One of mine relates to Pete Buttigieg, who shot to the top of the pack in Iowa last fall. I have attended two large Buttigieg rallies over the past 10 days—one in Des Moines earlier this month and the other in Cedar Rapids on Tuesday night. Despite the crowds (and more than half the roughly 1,000 people in Cedar Rapids stood for nearly an hour as they listened to him), I had a sense that the former Indiana mayor wasn’t quite closing the deal.

Maybe I have heard the stump speech once too often, with Buttigieg talking about “the first time that the sun comes up over Cedar Rapids and Donald Trump is no longer president.” Maybe it’s the disembodied way that Buttigieg pulls written questions out of a hat rather than calling on the questioners directly as Warren and Biden do. Or maybe Buttigieg (like Howard Dean in 2004) is beginning to suffer from the Icarus Problem as a once unknown candidate who flew too near the sun.

The Iowa airwaves have been mercifully free of attack ads, with their grainy pictures and the-end-is-nigh voiceover suggesting that a rival candidate has cloven feet. In fact, most Iowa Democrats whom I have interviewed offer positive assessments about most presidential candidates, which is why they find it so difficult to make a decision.

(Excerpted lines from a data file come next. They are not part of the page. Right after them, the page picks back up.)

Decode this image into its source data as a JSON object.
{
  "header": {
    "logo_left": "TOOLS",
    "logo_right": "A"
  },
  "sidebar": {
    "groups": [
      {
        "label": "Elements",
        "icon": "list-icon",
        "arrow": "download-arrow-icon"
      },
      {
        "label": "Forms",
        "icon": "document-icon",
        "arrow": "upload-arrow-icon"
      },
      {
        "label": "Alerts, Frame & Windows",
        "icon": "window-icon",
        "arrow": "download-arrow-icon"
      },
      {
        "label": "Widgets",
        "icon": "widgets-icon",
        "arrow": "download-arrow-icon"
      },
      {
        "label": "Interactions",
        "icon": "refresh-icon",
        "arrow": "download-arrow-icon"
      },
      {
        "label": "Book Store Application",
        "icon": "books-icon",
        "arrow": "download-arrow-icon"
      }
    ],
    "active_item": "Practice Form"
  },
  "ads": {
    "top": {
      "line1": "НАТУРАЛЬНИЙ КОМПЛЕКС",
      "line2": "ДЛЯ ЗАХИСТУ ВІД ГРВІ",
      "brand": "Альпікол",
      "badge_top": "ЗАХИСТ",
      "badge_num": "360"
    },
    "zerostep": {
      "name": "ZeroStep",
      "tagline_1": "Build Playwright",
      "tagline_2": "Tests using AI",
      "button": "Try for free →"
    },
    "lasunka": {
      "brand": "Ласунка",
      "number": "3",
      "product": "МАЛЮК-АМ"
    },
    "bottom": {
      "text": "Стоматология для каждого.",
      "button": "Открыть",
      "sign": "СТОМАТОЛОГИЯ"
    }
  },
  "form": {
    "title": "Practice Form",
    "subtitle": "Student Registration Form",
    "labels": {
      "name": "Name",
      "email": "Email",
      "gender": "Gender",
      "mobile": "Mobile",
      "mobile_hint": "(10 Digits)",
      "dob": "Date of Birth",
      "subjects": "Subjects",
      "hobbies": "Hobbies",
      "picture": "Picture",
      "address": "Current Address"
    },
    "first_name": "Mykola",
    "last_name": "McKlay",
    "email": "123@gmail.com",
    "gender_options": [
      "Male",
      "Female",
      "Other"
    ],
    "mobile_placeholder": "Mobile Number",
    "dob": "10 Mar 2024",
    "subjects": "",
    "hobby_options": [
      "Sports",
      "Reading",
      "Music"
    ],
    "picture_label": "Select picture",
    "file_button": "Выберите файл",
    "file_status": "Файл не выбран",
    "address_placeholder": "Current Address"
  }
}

In contrast, Twitter, as well as a significant percentage of the pundits who write op-eds and engage in online commentary, appears to be feeding a Democratic outrage machine. Left-wingers denounce moderates, and establishmentarians moan that the Democrats are yielding to extremists. The scrum online leads me to worry that these attacks will become bitter and shrill as Iowans prepare to caucus.

At this point, there is little we don’t know about the leading candidates. On Friday night, CBS News trumpeted an interview with Sanders in which the Vermont socialist confessed that it is “impossible to predict” the cost of his Medicare for All health care plan.

A gotcha moment?

Not really, since, when it comes to issues, Sanders has always believed in magical realism. Actually, it’s more magic than realism. Speaking Monday at a rally in Des Moines, Sanders promised, “Within the first week of our administration, we will introduce, and we will finally pass, a Medicare for All single-payer plan.” Left unmentioned is how Sanders intends to pass this landmark legislation with a (best case) 51 to 49 Senate majority and many Democrats staunchly opposed to eliminating private health insurance.

Four decades ago, I first came to Iowa to cover a candidate named George Bush who did pushups at the downtown YMCA in Des Moines to show that he was “up for the Eighties,” unlike 68-year-old Ronald Reagan.

In that time, I have never seen an Iowa caucus as baffling as this one (not even in 2004, when the Democrats had four serious candidates). My hope is that the candidates win and lose the caucuses on their merits rather than falling victim to some last-minute media controversy or a long-ago news clip dramatically revealed through opposition research in the final hours.